TASK INSTRUCTIONS: Scan the material for "with". Copy every line it appears in.

EXTRACTED DATA Block Start

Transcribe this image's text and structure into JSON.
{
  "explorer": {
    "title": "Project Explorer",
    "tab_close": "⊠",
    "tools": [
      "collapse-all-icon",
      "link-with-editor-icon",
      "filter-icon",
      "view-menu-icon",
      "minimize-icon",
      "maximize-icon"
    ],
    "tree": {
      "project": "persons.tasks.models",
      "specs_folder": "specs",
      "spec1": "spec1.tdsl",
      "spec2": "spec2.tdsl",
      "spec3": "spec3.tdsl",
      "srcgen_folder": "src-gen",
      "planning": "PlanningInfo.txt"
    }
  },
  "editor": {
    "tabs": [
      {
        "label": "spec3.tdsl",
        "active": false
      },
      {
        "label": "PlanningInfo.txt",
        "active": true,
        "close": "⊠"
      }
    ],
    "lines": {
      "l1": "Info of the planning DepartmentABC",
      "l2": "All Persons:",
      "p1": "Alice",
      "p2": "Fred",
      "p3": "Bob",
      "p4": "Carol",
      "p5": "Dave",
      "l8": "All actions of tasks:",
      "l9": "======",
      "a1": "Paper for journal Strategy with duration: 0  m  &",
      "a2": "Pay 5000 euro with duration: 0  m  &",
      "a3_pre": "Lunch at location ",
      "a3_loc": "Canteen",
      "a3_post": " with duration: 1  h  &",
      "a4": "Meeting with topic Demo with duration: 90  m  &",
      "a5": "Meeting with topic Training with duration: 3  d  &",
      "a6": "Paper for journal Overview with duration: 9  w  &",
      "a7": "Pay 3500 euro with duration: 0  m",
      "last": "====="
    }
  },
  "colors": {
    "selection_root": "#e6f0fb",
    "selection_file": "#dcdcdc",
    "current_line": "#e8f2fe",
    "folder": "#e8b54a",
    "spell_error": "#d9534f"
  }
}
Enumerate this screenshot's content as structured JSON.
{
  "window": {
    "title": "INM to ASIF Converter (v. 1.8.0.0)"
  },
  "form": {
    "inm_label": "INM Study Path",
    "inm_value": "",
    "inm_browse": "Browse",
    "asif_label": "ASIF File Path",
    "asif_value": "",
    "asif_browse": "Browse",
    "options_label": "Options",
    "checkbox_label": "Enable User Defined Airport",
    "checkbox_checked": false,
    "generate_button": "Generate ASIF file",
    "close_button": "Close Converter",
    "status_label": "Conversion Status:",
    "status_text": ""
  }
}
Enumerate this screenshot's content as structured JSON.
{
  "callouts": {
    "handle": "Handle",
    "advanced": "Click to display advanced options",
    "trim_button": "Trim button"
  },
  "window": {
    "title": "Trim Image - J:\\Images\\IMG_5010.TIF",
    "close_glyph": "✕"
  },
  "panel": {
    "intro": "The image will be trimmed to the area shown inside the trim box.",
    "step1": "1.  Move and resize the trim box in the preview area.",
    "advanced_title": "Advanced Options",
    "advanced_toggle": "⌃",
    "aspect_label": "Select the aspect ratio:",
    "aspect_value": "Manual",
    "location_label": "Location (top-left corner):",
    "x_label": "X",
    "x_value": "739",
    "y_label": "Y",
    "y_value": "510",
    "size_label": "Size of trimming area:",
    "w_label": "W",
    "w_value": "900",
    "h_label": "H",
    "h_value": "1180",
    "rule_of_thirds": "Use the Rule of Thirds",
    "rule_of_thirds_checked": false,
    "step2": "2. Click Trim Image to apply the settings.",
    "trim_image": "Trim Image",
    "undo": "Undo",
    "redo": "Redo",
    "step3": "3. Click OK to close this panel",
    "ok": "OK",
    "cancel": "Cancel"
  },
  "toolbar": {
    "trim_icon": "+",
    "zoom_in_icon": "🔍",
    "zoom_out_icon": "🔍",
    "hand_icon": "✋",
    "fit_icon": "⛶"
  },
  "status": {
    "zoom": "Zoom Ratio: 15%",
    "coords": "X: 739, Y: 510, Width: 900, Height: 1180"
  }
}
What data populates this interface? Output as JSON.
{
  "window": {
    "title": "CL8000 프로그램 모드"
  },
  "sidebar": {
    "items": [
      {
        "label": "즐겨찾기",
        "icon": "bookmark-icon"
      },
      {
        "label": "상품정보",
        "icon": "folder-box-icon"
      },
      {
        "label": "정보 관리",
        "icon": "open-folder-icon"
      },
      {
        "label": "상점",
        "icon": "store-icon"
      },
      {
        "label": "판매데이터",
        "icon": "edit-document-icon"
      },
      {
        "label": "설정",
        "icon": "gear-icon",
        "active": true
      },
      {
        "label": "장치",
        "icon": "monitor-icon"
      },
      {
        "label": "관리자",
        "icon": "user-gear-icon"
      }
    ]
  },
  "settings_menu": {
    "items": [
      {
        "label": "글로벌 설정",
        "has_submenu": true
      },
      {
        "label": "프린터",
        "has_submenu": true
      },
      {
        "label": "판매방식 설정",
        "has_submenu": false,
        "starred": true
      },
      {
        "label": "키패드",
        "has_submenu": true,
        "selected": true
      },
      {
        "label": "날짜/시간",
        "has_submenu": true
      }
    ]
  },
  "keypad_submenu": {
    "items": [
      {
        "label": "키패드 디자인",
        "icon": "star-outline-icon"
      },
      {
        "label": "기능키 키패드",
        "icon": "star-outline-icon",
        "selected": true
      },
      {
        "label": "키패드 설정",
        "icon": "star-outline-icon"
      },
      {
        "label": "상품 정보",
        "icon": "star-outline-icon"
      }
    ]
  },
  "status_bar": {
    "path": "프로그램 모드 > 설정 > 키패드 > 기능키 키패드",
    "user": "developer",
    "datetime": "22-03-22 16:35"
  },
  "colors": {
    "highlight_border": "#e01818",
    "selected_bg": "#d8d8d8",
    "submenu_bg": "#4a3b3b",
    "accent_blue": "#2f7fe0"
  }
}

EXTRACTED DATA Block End

SOLUTION TO THIS EXERCISE:
      "link-with-editor-icon",
      "a1": "Paper for journal Strategy with duration: 0  m  &",
      "a2": "Pay 5000 euro with duration: 0  m  &",
      "a3_post": " with duration: 1  h  &",
      "a4": "Meeting with topic Demo with duration: 90  m  &",
      "a5": "Meeting with topic Training with duration: 3  d  &",
      "a6": "Paper for journal Overview with duration: 9  w  &",
      "a7": "Pay 3500 euro with duration: 0  m",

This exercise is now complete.